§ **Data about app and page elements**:
--- START ---

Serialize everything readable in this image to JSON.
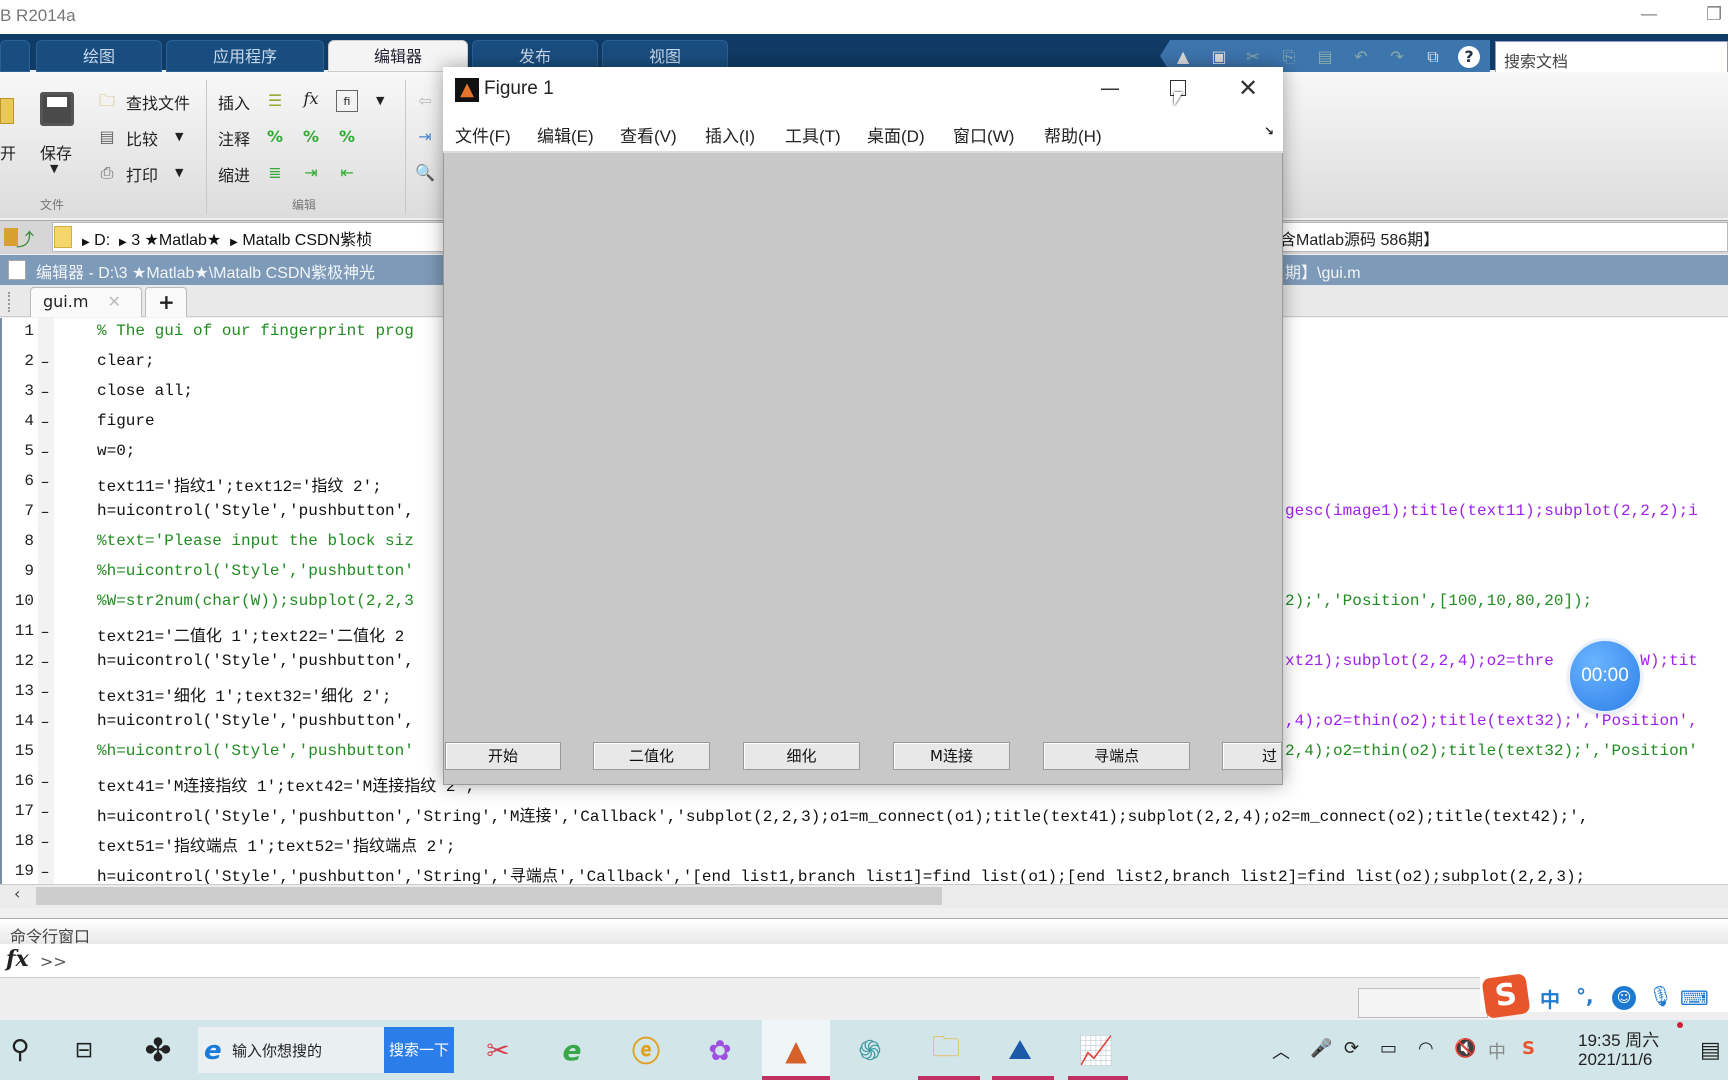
{
  "window": {
    "title": "B R2014a"
  },
  "tabs": [
    {
      "label": "绘图"
    },
    {
      "label": "应用程序"
    },
    {
      "label": "编辑器",
      "active": true
    },
    {
      "label": "发布"
    },
    {
      "label": "视图"
    }
  ],
  "search": {
    "placeholder": "搜索文档"
  },
  "ribbon": {
    "open_label": "开",
    "save_label": "保存",
    "find_files": "查找文件",
    "compare": "比较",
    "print": "打印",
    "insert": "插入",
    "comment": "注释",
    "indent": "缩进",
    "fx": "fx",
    "section_file": "文件",
    "section_edit": "编辑"
  },
  "address": {
    "segments": [
      "D:",
      "3 ★Matlab★",
      "Matalb CSDN紫桢"
    ],
    "tail": "含Matlab源码 586期】"
  },
  "editor": {
    "header_left": "编辑器 - D:\\3 ★Matlab★\\Matalb CSDN紫极神光",
    "header_right": "期】\\gui.m",
    "file_tab": "gui.m",
    "add_tab": "+"
  },
  "code": {
    "lines": [
      {
        "n": "1",
        "dash": "",
        "left": "% The gui of our fingerprint prog",
        "right": "",
        "lt": "cm"
      },
      {
        "n": "2",
        "dash": "–",
        "left": "clear;",
        "right": ""
      },
      {
        "n": "3",
        "dash": "–",
        "left": "close all;",
        "right": ""
      },
      {
        "n": "4",
        "dash": "–",
        "left": "figure",
        "right": ""
      },
      {
        "n": "5",
        "dash": "–",
        "left": "w=0;",
        "right": ""
      },
      {
        "n": "6",
        "dash": "–",
        "left": "text11='指纹1';text12='指纹 2';",
        "right": ""
      },
      {
        "n": "7",
        "dash": "–",
        "left": "h=uicontrol('Style','pushbutton',",
        "right": "gesc(image1);title(text11);subplot(2,2,2);i"
      },
      {
        "n": "8",
        "dash": "",
        "left": "%text='Please input the block siz",
        "right": "",
        "lt": "cm"
      },
      {
        "n": "9",
        "dash": "",
        "left": "%h=uicontrol('Style','pushbutton'",
        "right": "",
        "lt": "cm"
      },
      {
        "n": "10",
        "dash": "",
        "left": "%W=str2num(char(W));subplot(2,2,3",
        "right": "2);','Position',[100,10,80,20]);",
        "lt": "cm",
        "rt": "cm"
      },
      {
        "n": "11",
        "dash": "–",
        "left": "text21='二值化 1';text22='二值化 2",
        "right": ""
      },
      {
        "n": "12",
        "dash": "–",
        "left": "h=uicontrol('Style','pushbutton',",
        "right": "xt21);subplot(2,2,4);o2=thre      e2,W);tit"
      },
      {
        "n": "13",
        "dash": "–",
        "left": "text31='细化 1';text32='细化 2';",
        "right": ""
      },
      {
        "n": "14",
        "dash": "–",
        "left": "h=uicontrol('Style','pushbutton',",
        "right": ",4);o2=thin(o2);title(text32);','Position',"
      },
      {
        "n": "15",
        "dash": "",
        "left": "%h=uicontrol('Style','pushbutton'",
        "right": "2,4);o2=thin(o2);title(text32);','Position'",
        "lt": "cm",
        "rt": "cm"
      },
      {
        "n": "16",
        "dash": "–",
        "left": "text41='M连接指纹 1';text42='M连接指纹 2';",
        "right": ""
      },
      {
        "n": "17",
        "dash": "–",
        "left": "h=uicontrol('Style','pushbutton','String','M连接','Callback','subplot(2,2,3);o1=m_connect(o1);title(text41);subplot(2,2,4);o2=m_connect(o2);title(text42);',",
        "right": ""
      },
      {
        "n": "18",
        "dash": "–",
        "left": "text51='指纹端点 1';text52='指纹端点 2';",
        "right": ""
      },
      {
        "n": "19",
        "dash": "–",
        "left": "h=uicontrol('Style','pushbutton','String','寻端点','Callback','[end list1,branch list1]=find list(o1);[end list2,branch list2]=find list(o2);subplot(2,2,3);",
        "right": ""
      }
    ]
  },
  "command_window": {
    "title": "命令行窗口",
    "prompt": ">>",
    "fx": "fx"
  },
  "figure": {
    "title": "Figure 1",
    "menus": [
      "文件(F)",
      "编辑(E)",
      "查看(V)",
      "插入(I)",
      "工具(T)",
      "桌面(D)",
      "窗口(W)",
      "帮助(H)"
    ],
    "buttons": [
      "开始",
      "二值化",
      "细化",
      "M连接",
      "寻端点",
      "过"
    ]
  },
  "timer": {
    "text": "00:00"
  },
  "taskbar": {
    "search_placeholder": "输入你想搜的",
    "search_button": "搜索一下",
    "time": "19:35 周六",
    "date": "2021/11/6"
  },
  "ime": {
    "lang": "中",
    "punct": "°,"
  }
}
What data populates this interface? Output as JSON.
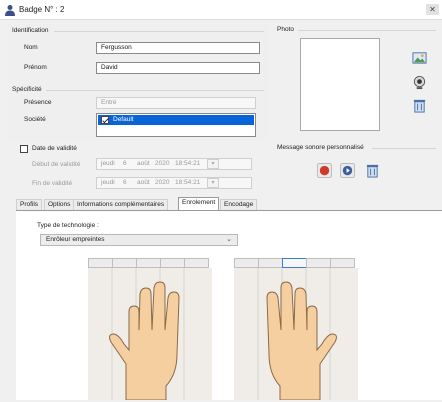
{
  "window": {
    "title": "Badge N° : 2",
    "close": "✕"
  },
  "identification": {
    "title": "Identification",
    "nom_label": "Nom",
    "nom_value": "Fergusson",
    "prenom_label": "Prénom",
    "prenom_value": "David"
  },
  "specificite": {
    "title": "Spécificité",
    "presence_label": "Présence",
    "presence_value": "Entré",
    "societe_label": "Société",
    "societe_item": "Default",
    "societe_item_checked": true
  },
  "validite": {
    "checkbox_label": "Date de validité",
    "checked": false,
    "debut_label": "Début de validité",
    "fin_label": "Fin de validité",
    "debut": {
      "day": "jeudi",
      "num": "6",
      "month": "août",
      "year": "2020",
      "time": "18:54:21"
    },
    "fin": {
      "day": "jeudi",
      "num": "6",
      "month": "août",
      "year": "2020",
      "time": "18:54:21"
    }
  },
  "photo": {
    "title": "Photo",
    "icons": [
      "photo-select-icon",
      "webcam-icon",
      "photo-delete-icon"
    ]
  },
  "sound": {
    "title": "Message sonore personnalisé",
    "icons": [
      "record-icon",
      "play-icon",
      "sound-delete-icon"
    ]
  },
  "tabs": [
    {
      "label": "Profils"
    },
    {
      "label": "Options"
    },
    {
      "label": "Informations complémentaires"
    },
    {
      "label": "Enrolement",
      "active": true
    },
    {
      "label": "Encodage"
    }
  ],
  "enrolement": {
    "techno_label": "Type de technologie :",
    "techno_value": "Enrôleur empreintes",
    "selected_finger": "right-index"
  },
  "colors": {
    "accent": "#3a7bd5",
    "selection": "#0a64d8",
    "record": "#d03a2a",
    "skin": "#f5cfa0"
  }
}
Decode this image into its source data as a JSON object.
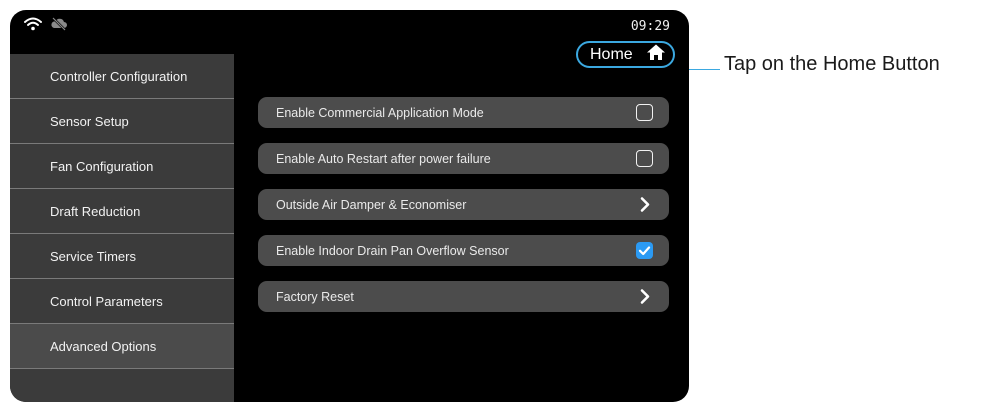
{
  "status": {
    "time": "09:29",
    "wifi_icon": "wifi-icon",
    "cloud_icon": "cloud-offline-icon"
  },
  "sidebar": {
    "items": [
      {
        "label": "Controller Configuration",
        "active": false
      },
      {
        "label": "Sensor Setup",
        "active": false
      },
      {
        "label": "Fan Configuration",
        "active": false
      },
      {
        "label": "Draft Reduction",
        "active": false
      },
      {
        "label": "Service Timers",
        "active": false
      },
      {
        "label": "Control Parameters",
        "active": false
      },
      {
        "label": "Advanced Options",
        "active": true
      }
    ]
  },
  "header": {
    "home_label": "Home",
    "home_icon": "home-icon"
  },
  "options": [
    {
      "label": "Enable Commercial Application Mode",
      "control": "checkbox",
      "checked": false
    },
    {
      "label": "Enable Auto Restart after power failure",
      "control": "checkbox",
      "checked": false
    },
    {
      "label": "Outside Air Damper & Economiser",
      "control": "chevron"
    },
    {
      "label": "Enable Indoor Drain Pan Overflow Sensor",
      "control": "checkbox",
      "checked": true
    },
    {
      "label": "Factory Reset",
      "control": "chevron"
    }
  ],
  "annotation": {
    "text": "Tap on the Home Button"
  },
  "colors": {
    "accent": "#3ba8e0",
    "checkbox_on": "#2b9af3",
    "row_bg": "#4c4c4c",
    "sidebar_bg": "#3b3b3b"
  }
}
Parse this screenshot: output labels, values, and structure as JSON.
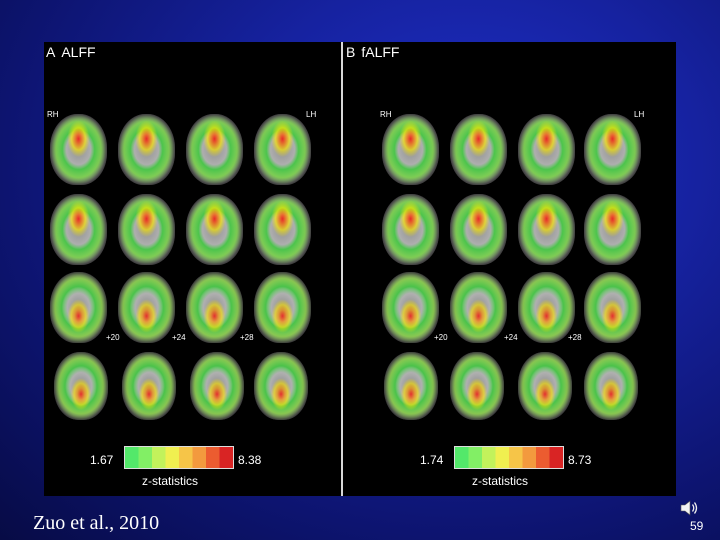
{
  "panels": [
    {
      "letter": "A",
      "title": "ALFF",
      "left_label": "RH",
      "right_label": "LH",
      "slice_labels": [
        "+20",
        "+24",
        "+28"
      ],
      "colorbar": {
        "min": "1.67",
        "max": "8.38",
        "title": "z-statistics"
      }
    },
    {
      "letter": "B",
      "title": "fALFF",
      "left_label": "RH",
      "right_label": "LH",
      "slice_labels": [
        "+20",
        "+24",
        "+28"
      ],
      "colorbar": {
        "min": "1.74",
        "max": "8.73",
        "title": "z-statistics"
      }
    }
  ],
  "colorbar_colors": [
    "#53e86a",
    "#82ef65",
    "#c2f25b",
    "#f0ef50",
    "#f6c548",
    "#f39a3e",
    "#ec5c30",
    "#d92424"
  ],
  "citation": "Zuo et al., 2010",
  "page_number": "59",
  "icons": {
    "audio": "speaker-icon"
  },
  "background_color": "#1622a0"
}
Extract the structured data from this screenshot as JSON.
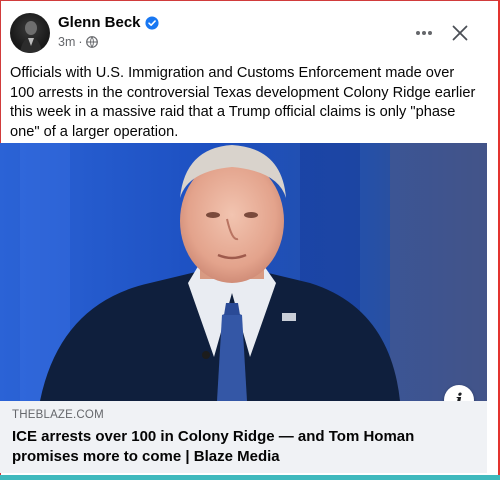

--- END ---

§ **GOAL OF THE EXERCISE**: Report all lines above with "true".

§ **OUTPUT OF THE TASK**:
      "active": true
    "societe_item_checked": true
      "active": true
        "active": true
      "checked": true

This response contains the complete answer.